Yeah, he lost $500, maybe $1,000, but in his wife’s eyes, he was excited about playing, it’s not irreplaceable money, and it kept him occupied over the past month (maybe he spent far less time and money at the bar with his friends), and I got an awesome dinner date out of it.
If the husband wants to keep playing he can, with his own money, and the experience of the dinner softens the blow of the losses for everyone involved. It’s something to laugh about: “How’s your $500 Steak?”
Unfortunately, here is what happens now. In the current system the husband would simply lose the same amount of money (plus the bonus money he received) over the course of maybe two months. He would have nothing to show for it, nothing to offer his wife, and no experience to fondly look back upon. All that happened was he lost money.
Which scenario is:
- the husband going to enjoy more?
- the wife going to be more likely to allow him to redeposit and try again?
As a married man I consider these rhetorical questions.
For most people who gamble recreationally, it’s not about the money lost, or how fast you lost it, it’s about the experience you had with that money. Even if you end up paying what amounts to $1,000 for tickets to a comedy show, if the experience is good it was worth it, and you’ll take the chance and gamble again.
Several times I have gone to a casino with my wife for a dinner and/or a show and lost money gambling.
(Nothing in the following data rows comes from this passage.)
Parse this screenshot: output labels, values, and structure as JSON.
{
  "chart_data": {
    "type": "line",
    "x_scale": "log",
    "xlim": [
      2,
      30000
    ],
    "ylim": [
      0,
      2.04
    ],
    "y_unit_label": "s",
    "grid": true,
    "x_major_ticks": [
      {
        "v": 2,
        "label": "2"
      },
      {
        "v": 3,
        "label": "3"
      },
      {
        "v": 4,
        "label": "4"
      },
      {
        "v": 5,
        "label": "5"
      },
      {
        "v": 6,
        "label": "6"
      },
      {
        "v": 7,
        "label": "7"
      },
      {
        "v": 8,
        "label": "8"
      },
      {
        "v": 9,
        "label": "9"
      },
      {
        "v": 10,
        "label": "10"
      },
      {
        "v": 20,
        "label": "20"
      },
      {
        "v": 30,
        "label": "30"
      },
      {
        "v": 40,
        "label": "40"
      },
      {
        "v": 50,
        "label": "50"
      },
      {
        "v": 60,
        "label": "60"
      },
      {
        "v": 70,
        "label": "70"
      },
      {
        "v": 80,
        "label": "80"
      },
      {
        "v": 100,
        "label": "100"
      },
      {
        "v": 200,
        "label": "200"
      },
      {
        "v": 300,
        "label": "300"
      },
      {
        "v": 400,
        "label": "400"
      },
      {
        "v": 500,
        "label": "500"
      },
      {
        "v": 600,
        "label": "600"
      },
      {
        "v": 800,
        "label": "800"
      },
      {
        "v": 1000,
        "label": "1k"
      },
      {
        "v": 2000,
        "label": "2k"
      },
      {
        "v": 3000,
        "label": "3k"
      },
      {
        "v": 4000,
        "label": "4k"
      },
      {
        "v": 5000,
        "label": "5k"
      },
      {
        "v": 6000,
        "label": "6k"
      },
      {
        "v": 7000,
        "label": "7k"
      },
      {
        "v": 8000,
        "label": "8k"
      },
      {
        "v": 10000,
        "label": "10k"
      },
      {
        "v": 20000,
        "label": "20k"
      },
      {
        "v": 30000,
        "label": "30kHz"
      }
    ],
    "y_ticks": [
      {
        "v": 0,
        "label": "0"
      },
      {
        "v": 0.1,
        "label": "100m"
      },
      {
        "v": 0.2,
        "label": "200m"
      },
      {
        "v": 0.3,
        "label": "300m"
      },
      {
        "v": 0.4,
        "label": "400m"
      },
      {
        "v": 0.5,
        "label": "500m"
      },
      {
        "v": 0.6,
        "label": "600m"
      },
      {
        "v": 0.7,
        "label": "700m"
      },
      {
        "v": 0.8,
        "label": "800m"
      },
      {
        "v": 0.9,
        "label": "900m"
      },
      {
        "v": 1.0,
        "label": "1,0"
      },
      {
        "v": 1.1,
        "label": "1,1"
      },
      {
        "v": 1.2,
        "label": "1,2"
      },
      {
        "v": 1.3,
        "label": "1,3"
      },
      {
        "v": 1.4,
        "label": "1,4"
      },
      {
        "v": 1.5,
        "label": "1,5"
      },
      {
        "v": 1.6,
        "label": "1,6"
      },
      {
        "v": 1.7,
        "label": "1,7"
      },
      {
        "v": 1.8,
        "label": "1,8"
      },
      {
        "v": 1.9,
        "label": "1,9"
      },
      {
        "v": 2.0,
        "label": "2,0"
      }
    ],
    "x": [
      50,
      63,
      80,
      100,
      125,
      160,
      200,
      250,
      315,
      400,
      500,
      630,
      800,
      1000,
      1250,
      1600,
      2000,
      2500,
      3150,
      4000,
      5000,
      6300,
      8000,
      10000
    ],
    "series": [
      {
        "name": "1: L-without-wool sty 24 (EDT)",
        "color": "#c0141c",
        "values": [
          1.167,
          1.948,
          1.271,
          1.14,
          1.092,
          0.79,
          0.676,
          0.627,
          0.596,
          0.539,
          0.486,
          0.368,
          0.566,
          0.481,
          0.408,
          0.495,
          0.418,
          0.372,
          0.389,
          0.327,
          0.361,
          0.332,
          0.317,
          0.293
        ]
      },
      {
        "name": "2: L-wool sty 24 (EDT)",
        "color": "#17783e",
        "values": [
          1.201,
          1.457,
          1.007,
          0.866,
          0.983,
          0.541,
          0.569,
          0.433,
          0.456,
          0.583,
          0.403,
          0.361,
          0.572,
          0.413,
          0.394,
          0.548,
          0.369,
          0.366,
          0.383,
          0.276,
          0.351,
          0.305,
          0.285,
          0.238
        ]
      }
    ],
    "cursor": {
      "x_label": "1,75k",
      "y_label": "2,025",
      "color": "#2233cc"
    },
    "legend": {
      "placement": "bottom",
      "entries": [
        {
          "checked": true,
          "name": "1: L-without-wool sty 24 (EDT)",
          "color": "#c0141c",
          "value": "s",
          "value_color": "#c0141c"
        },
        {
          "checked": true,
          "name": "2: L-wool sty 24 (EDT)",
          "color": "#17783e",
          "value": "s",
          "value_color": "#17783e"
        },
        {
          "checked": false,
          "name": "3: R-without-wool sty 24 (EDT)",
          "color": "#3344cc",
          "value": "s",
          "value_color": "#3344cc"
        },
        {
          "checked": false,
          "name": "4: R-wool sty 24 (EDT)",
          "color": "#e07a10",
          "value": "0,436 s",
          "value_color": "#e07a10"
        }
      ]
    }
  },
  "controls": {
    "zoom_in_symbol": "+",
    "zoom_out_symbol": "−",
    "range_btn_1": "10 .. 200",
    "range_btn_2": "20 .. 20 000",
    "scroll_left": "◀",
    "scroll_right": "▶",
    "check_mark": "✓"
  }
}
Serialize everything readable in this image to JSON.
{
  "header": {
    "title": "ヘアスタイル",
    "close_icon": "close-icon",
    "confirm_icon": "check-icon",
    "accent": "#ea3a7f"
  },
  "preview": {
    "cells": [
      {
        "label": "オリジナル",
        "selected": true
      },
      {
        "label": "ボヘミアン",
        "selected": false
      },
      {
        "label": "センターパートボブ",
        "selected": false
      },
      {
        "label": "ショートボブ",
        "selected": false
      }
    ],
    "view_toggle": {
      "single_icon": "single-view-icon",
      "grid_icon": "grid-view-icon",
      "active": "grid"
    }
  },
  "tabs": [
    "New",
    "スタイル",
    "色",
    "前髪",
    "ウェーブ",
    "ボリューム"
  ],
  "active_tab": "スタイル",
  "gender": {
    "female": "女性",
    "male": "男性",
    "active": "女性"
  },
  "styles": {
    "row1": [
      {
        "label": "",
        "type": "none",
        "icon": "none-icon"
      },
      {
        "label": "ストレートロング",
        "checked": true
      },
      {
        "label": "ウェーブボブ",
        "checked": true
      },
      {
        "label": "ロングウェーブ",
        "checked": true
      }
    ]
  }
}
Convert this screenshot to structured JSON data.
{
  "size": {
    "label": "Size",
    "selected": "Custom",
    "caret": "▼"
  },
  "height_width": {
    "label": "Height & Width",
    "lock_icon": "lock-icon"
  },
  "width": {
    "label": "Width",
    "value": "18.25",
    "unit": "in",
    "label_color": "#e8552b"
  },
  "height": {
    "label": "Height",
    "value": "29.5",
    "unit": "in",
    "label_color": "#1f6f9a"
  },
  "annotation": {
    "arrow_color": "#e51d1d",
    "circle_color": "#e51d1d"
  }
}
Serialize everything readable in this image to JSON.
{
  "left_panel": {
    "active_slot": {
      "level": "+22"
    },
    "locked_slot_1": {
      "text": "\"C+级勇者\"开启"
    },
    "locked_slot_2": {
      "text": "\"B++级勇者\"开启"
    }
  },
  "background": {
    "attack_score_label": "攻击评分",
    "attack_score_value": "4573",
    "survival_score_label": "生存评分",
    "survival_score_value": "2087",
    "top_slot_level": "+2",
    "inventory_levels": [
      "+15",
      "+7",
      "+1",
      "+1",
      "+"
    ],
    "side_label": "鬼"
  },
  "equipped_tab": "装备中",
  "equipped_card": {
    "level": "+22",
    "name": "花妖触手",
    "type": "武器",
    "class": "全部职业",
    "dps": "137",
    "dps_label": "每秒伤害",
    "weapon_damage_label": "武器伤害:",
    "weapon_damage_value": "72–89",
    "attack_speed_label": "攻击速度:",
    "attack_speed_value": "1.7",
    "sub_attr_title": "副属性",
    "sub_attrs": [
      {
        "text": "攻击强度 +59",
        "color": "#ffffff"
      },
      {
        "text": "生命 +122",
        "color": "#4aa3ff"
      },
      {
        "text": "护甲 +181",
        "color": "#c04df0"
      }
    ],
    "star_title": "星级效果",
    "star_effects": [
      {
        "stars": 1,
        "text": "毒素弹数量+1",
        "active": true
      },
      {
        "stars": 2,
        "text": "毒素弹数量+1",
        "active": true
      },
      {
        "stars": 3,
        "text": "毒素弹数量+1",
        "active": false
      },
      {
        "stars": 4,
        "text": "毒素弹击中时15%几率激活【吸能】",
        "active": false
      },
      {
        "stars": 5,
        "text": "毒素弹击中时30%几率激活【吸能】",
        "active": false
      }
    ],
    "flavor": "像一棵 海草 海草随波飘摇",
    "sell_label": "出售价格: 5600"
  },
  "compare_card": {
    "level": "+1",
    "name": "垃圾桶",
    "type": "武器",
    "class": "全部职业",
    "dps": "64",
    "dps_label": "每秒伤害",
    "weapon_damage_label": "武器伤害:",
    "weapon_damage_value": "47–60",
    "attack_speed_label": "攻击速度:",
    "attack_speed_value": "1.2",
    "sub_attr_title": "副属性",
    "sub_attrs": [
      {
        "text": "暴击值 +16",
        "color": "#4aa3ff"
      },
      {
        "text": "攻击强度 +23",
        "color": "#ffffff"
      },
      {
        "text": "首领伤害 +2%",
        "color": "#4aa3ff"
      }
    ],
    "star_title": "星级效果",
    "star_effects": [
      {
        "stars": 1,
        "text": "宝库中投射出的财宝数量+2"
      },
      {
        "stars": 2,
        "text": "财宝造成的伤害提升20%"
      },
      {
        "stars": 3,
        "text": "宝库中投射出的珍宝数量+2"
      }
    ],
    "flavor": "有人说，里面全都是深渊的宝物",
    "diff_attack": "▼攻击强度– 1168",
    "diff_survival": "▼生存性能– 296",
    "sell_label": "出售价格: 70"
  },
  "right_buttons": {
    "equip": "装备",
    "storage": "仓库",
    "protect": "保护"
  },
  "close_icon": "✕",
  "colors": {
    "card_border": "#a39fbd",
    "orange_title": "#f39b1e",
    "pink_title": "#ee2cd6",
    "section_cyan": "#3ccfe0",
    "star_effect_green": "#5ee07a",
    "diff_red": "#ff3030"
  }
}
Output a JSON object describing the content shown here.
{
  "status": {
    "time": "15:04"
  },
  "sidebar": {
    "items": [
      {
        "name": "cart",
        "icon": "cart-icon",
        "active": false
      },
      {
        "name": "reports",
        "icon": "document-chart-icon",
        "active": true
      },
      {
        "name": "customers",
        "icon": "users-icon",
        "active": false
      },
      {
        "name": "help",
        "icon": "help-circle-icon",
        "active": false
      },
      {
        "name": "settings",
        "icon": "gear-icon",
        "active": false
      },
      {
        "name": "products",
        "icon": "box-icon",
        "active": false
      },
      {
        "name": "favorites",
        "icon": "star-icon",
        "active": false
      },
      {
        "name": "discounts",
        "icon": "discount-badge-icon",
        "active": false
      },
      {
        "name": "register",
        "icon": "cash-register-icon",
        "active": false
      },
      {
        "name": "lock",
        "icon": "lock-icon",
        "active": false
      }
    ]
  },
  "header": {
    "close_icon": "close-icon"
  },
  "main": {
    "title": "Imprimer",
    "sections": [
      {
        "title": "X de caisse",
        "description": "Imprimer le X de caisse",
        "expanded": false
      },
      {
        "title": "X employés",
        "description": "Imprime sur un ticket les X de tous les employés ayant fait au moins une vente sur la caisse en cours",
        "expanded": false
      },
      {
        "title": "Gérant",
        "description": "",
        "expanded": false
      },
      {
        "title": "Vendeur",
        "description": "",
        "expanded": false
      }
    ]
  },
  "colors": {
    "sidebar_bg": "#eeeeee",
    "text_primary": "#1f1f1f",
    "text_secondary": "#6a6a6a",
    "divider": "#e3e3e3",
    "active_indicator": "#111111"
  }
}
If the dinner and show are good, the gambling losses are just a side note to the story; if I go to the casino and only gamble the losses are THE story.
So while my former self (the professional poker player) would choose the reward dollars; my current self (a recreational gambler) takes the real world rewards 100% of the time.